Sporadic fighting has continued for months between the two groups, marked by atrocities on both sides. On July 10, MEF gunmen killed two injured IFM members in their hospital beds. At least 60 people have been killed since the conflict began 20 months ago. In mid-1999 IFM violence forced 20,000 Malaitans to flee Guadalcanal. Amid widespread unemployment and poverty, the Malaitans were accused of taking land and jobs away from Guadalcanal people.

Far from having any concern for the welfare and democratic rights of the Solomons' people, however, the Howard government has intervened to protect Australia's considerable business and strategic interests in the small but sprawling island country, which stretches from Papua New Guinea to Vanuatu. The Solomons' intervention marks a new bellicose assertion of Australian hegemony over the South Pacific region that Australian governments have long regarded as their particular sphere of influence.

Australian companies have substantial investments in the Solomons. Australian-controlled Delta Gold owns the sole gold mine, which was shut down a few days after the MEF seized power in Honiara on June 5. Australian-owned Westpac, ANZ and QBE Insurance dominate banking and insurance. Major Australian investments include the King Solomon and Gizo hotels, and Fielder Industries, a subsidiary of Goodman Fielder. With British American Tobacco, an Australian company jointly owns the Solomon Islands Tobacco Company.

The new Solomon Islands Prime Minister, Manessah Sogavare, recently installed under Australian supervision, appears to be doing the bidding of Australia and the other Western powers. His strategy document, titled “Peace Plan 2000,” advocates slashing the public service, further privatisation of state-owned assets and land reform to enable more secure mining and logging investment.
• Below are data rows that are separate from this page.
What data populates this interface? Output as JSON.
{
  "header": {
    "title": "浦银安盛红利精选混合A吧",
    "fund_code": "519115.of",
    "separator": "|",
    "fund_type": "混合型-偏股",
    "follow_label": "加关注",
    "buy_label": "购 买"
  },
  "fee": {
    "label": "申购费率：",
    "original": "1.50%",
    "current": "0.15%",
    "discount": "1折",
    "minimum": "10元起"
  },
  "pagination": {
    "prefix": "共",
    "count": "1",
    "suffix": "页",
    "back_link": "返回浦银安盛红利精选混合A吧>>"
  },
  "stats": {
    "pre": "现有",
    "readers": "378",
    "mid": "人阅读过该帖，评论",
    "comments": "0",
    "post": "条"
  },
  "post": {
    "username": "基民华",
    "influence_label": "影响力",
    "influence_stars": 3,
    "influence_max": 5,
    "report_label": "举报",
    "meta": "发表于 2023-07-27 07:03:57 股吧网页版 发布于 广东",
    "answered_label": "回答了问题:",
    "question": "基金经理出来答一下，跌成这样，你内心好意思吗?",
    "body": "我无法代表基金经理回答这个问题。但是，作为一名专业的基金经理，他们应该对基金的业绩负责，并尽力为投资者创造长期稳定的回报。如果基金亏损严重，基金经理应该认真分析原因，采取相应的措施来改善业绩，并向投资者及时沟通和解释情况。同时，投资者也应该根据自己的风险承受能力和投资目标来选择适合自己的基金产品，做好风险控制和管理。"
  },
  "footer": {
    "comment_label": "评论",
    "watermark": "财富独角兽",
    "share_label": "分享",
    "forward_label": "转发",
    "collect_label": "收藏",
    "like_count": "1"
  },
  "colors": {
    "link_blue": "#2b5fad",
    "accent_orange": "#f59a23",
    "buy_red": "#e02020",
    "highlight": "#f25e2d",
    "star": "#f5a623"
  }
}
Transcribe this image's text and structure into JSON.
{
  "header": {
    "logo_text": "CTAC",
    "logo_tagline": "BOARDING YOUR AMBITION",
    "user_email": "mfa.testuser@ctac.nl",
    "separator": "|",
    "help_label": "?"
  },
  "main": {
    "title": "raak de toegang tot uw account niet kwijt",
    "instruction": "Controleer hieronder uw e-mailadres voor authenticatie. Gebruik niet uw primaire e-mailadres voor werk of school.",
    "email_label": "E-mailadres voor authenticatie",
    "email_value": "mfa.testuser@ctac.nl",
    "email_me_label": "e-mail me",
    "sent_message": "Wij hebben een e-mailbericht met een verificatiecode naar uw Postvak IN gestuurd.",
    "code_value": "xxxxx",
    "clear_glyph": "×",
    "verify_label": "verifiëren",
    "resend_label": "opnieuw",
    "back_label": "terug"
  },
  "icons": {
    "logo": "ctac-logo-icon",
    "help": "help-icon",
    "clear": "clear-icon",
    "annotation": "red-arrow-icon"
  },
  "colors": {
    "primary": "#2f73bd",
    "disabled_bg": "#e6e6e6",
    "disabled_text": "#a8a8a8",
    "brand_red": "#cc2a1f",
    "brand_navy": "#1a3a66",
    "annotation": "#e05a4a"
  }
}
These policies, dictated by the International Monetary Fund, will further cut the living standards of workers and villagers.

A new budget will also be announced by the end of next week to deal with the collapse of government revenue. A report broadcast by the state-owned radio station suggested that the government should save money by closing all its schools, reducing the salaries of teachers or sending them on unpaid leave. The financing of 230 Solomon Islanders studying at the University of the South Pacific in Fiji is under review.

In addition, Sogavare has floated a proposal to establish a Defence Force for the first time in the country's 22-year history. He claimed that gun-wielding members of the two factions would be incorporated into an army that could be used for reconstruction activities as well as military purposes.

The economic pressure on the government intensified when the country's largest commercial fishing company decided to suspend its fishing operations last weekend, threatening the jobs of 2,000 employees. The Japanese-owned Solomon Taiyo Limited made the announcement following the hijacking of one of its fishing boats by three armed men. Tourism, another key source of revenue and employment, had already stopped completely. Limited commercial flights to the Solomons only resumed last week when the government leased a plane from Air Vanuatu.